In May 1907, a reporter from the Bristol Evening News ventured into the industrial streets of St Phillips, made his way along Cheese Lane, past the Phoenix Glass Bottle Works, and knocked at the door of a small terraced house in Avon Lane at the back of Avon Street. This was home to Elizabeth Jewell, whose husband had died in 1889, leaving her to care for their seven children as best she could. The city’s newspapers didn’t often go looking for uplifting stories in working class districts like this, but the house was quickly becoming famous as the home of a local hero, and the Evening News was keen to be first with an interview.

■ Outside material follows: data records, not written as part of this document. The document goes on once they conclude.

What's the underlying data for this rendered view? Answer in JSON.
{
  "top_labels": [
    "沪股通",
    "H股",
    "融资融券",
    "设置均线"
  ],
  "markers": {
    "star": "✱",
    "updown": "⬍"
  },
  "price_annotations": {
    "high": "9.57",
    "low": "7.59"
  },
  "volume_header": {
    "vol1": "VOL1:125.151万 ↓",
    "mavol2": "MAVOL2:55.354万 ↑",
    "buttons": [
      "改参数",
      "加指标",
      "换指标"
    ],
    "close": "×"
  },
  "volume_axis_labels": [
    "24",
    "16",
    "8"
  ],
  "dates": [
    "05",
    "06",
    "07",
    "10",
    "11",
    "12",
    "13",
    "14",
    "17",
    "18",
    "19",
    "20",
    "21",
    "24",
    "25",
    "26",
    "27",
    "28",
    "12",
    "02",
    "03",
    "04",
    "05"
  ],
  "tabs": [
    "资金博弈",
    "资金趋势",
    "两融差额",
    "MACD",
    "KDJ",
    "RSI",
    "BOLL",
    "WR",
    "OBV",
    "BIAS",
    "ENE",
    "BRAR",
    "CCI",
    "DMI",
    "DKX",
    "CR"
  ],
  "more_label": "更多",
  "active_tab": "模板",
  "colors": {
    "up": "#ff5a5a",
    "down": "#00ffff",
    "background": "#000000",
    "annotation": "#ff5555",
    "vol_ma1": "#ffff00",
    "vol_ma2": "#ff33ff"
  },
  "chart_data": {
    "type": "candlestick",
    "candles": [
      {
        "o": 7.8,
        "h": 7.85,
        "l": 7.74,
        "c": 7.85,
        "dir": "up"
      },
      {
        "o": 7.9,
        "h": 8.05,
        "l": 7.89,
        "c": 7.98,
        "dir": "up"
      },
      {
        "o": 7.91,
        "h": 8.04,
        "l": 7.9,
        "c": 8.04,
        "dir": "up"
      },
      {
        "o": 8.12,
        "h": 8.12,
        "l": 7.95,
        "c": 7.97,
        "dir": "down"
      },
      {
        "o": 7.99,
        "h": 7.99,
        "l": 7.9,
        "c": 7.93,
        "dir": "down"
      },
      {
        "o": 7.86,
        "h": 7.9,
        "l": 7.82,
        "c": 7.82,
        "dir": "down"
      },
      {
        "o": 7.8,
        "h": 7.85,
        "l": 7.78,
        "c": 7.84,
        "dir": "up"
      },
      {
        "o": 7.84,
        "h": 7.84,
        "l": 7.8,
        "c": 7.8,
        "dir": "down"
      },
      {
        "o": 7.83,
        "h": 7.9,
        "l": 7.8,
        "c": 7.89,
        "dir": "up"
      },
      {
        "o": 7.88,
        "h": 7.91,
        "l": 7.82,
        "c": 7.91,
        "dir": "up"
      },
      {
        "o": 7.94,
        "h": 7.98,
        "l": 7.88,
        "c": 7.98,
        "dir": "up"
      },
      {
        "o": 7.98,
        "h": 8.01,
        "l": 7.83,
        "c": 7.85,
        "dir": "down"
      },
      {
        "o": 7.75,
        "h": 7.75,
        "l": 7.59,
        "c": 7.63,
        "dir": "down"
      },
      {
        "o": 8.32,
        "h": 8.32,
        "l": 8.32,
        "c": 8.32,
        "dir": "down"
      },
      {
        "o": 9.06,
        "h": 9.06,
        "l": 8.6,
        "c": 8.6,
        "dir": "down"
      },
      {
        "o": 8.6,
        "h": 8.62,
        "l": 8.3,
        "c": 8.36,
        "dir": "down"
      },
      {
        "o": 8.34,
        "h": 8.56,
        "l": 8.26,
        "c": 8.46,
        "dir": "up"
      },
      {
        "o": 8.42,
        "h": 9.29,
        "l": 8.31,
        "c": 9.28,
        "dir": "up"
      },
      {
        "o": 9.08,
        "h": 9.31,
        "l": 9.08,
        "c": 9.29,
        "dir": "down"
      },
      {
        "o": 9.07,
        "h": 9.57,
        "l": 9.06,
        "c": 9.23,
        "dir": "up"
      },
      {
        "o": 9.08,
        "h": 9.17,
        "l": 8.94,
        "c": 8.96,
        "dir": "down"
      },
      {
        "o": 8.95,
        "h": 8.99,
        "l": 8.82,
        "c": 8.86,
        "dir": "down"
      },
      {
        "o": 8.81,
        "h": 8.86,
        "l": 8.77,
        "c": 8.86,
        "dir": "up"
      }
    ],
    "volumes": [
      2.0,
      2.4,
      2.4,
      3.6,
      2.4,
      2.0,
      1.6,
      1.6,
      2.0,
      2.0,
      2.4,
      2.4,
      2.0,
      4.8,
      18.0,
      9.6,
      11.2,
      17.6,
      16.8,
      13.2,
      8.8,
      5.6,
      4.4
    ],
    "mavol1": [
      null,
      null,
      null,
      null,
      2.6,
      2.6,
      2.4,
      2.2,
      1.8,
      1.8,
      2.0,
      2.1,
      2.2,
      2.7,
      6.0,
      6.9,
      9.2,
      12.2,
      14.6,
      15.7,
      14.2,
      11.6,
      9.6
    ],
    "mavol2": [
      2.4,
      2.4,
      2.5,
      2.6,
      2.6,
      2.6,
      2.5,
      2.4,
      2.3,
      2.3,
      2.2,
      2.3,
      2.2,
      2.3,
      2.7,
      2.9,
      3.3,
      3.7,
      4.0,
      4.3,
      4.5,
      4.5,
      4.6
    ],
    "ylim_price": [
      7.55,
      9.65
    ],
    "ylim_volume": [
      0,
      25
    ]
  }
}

In the autumn of 2018, the Royal Albert Memorial Museum in Exeter will host several exhibitions to commemorate the Armistice which was signed on 11 November 1918. Working in partnership with Southwest Heritage Trust, Exeter City Council, the Regional History Centre (UWE), the First World War Engagement Centre at the University of Hertfordshire, and RAMM, Dr Kent Fedorowich (UWE) has, since 2016, been part of the steering committee that has been focussing its efforts on one of the exhibitions entitled, ‘The Canadians in Devon, 1914-1919’.
The country house, centrepiece of the heritage industry, is something which is sold to us as being quintessentially British. In the South-West and throughout England, these sites have welcomed visitors for decades to come and enjoy the elegance and grandeur of this heritage. In this article, Madge Dresser highlights the sanitisation of the histories that are presented by these stately homes. Drawing our attention to the complex web of links between aristocratic wealth and the Atlantic slave economy, Dresser seeks to persuade readers that unearthing these links is a worthwhile historical enterprise.
‘Accessibility’ is the button increasingly pressured academics, curators and archivists must press if they wish to get their hands on public funds. Is this ‘a good thing’? Or is it just one more step in the dumbing down of our national culture?